Ransomware – where an attacker steals or freezes an organizations’ computer systems or data and demands a ransom payment to restore access to it – is one of the fastest-growing and most prevalent cybersecurity threats facing businesses today.
The US Treasury’s Financial Crimes Enforcement Network, or FinCEN, reported that more than $590 million in ransomware payments were made during the first half of 2021 alone, and that the top 10 hacking groups have trafficked approximately $5.2 billion worth of ransomware payments in Bitcoin over the past three years. As staggering as those numbers are, they likely underestimate the true scope of the threat, as many ransomware victims never report the crime to authorities or publicly admit to paying the ransom, and it doesn’t account for ransoms paid via other cryptocurrencies.
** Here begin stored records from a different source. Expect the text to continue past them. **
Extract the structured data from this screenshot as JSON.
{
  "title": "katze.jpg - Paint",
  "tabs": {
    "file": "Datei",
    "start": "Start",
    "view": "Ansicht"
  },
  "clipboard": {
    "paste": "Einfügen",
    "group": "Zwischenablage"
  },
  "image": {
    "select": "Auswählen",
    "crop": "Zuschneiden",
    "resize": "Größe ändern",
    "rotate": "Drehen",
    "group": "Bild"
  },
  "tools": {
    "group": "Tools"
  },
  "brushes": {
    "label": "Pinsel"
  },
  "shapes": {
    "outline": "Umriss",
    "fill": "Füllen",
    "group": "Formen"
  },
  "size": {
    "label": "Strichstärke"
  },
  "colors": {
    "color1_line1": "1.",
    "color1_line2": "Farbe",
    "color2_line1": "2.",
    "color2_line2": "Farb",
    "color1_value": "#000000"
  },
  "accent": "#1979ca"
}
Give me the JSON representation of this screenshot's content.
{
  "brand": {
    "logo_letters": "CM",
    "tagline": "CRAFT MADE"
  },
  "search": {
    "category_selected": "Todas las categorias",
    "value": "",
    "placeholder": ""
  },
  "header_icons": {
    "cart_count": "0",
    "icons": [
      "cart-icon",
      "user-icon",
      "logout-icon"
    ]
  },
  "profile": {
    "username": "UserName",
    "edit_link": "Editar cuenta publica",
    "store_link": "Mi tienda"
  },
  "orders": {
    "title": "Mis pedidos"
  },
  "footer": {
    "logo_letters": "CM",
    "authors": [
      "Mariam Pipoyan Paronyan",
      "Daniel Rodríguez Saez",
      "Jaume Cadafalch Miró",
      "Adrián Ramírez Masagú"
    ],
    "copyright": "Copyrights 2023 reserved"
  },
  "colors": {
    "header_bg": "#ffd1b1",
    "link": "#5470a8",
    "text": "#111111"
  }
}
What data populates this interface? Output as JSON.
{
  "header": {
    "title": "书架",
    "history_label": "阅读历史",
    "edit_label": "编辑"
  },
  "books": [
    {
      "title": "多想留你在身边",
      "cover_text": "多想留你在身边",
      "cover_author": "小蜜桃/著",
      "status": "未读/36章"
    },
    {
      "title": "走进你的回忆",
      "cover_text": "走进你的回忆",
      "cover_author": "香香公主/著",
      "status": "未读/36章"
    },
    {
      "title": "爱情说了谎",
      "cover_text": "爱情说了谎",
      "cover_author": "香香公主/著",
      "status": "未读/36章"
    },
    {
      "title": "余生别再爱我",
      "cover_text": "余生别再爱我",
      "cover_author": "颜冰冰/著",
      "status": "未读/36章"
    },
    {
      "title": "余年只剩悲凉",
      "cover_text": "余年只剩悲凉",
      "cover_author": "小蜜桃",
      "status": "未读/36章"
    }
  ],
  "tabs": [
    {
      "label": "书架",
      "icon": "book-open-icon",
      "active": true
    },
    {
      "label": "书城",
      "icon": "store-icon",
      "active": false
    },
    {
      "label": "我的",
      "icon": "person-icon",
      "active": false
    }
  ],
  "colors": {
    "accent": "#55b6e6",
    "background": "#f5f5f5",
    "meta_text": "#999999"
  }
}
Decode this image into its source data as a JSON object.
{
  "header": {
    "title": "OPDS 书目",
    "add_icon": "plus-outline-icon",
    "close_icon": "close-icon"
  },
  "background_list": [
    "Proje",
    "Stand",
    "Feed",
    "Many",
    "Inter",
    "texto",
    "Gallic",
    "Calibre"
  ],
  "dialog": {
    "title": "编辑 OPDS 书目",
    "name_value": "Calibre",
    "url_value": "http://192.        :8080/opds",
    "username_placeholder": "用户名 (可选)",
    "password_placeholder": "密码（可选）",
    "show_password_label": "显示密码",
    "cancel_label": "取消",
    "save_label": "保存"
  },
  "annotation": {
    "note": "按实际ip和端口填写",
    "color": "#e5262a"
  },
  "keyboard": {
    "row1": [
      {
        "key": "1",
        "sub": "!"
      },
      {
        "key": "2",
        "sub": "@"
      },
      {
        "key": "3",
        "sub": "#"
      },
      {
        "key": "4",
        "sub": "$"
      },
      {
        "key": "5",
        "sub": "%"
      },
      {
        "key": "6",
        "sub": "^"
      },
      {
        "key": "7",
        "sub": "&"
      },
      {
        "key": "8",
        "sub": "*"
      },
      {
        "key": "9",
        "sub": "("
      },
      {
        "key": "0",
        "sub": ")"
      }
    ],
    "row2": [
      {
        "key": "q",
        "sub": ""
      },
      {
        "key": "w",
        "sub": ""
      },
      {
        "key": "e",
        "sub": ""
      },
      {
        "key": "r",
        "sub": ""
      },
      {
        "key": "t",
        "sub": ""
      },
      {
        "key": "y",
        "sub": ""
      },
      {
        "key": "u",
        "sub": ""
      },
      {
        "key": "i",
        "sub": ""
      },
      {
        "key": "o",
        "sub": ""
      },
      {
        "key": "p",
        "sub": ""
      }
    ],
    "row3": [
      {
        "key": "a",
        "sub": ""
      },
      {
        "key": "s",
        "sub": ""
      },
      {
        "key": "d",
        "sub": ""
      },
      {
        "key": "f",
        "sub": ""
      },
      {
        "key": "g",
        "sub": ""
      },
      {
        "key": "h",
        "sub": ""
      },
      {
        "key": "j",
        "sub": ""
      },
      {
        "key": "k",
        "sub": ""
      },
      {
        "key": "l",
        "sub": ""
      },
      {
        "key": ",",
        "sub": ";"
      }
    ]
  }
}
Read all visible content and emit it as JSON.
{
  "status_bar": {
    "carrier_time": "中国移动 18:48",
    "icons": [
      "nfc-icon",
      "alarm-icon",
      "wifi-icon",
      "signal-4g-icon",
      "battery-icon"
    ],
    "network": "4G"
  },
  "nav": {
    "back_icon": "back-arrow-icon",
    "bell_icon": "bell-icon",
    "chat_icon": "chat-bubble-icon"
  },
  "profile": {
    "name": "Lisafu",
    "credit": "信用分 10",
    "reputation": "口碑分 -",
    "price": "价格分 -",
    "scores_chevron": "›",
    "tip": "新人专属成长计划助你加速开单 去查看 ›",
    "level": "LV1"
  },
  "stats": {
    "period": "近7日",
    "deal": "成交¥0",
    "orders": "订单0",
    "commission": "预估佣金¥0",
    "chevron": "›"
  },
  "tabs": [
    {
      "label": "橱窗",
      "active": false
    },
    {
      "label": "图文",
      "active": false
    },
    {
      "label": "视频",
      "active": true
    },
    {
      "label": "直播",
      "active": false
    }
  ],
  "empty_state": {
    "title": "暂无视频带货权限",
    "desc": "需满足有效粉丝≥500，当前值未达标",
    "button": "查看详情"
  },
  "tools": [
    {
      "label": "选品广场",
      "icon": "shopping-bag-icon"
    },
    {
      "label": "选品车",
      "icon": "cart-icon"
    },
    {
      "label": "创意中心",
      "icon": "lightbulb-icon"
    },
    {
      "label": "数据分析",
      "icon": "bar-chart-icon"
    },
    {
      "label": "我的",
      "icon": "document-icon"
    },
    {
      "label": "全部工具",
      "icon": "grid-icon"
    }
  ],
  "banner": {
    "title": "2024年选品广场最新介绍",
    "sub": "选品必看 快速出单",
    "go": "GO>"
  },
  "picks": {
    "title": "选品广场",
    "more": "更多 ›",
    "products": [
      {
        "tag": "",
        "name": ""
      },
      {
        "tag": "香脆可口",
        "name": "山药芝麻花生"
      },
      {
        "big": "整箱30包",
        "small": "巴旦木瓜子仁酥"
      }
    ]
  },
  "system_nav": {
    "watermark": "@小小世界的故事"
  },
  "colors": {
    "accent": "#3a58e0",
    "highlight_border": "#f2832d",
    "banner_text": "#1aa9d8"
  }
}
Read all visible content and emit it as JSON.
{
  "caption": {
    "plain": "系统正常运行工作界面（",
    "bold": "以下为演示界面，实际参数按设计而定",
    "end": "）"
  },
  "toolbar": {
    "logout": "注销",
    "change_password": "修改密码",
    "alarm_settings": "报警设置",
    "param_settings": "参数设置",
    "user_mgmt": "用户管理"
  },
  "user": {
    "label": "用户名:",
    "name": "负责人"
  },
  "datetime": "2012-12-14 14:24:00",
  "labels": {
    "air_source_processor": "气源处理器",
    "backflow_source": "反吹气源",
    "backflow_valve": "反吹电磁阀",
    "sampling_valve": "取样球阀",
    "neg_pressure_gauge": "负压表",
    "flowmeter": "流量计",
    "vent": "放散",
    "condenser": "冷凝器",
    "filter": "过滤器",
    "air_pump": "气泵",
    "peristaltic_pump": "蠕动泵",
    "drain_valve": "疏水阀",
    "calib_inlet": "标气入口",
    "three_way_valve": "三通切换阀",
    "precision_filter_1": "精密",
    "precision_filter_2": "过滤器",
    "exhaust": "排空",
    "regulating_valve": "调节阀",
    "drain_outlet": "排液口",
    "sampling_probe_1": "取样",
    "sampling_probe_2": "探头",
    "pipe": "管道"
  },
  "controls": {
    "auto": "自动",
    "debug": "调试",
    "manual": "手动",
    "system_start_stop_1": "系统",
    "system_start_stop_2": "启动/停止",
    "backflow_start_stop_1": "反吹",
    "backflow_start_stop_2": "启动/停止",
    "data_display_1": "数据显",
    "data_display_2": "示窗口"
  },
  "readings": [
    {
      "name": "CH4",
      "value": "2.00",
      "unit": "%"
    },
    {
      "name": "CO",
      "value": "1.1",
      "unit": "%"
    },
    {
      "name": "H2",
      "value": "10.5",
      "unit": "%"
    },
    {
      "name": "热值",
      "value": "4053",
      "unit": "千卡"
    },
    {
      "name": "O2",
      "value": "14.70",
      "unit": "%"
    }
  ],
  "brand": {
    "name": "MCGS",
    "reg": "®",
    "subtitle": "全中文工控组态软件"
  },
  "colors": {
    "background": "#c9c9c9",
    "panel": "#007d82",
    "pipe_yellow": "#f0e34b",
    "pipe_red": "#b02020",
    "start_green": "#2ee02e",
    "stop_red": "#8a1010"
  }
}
Although ransomware attacks only began dominating headlines in the past few years, such as seen during the Colonial Pipeline attack or more recently, the ransomware gang that has threatened to overthrow the Costa Rican government, the threat has actually been around much longer. The method of attack and the techniques used have evolved over time, but the incredible damage ransomware attacks can cause to organizations and individuals alike remains the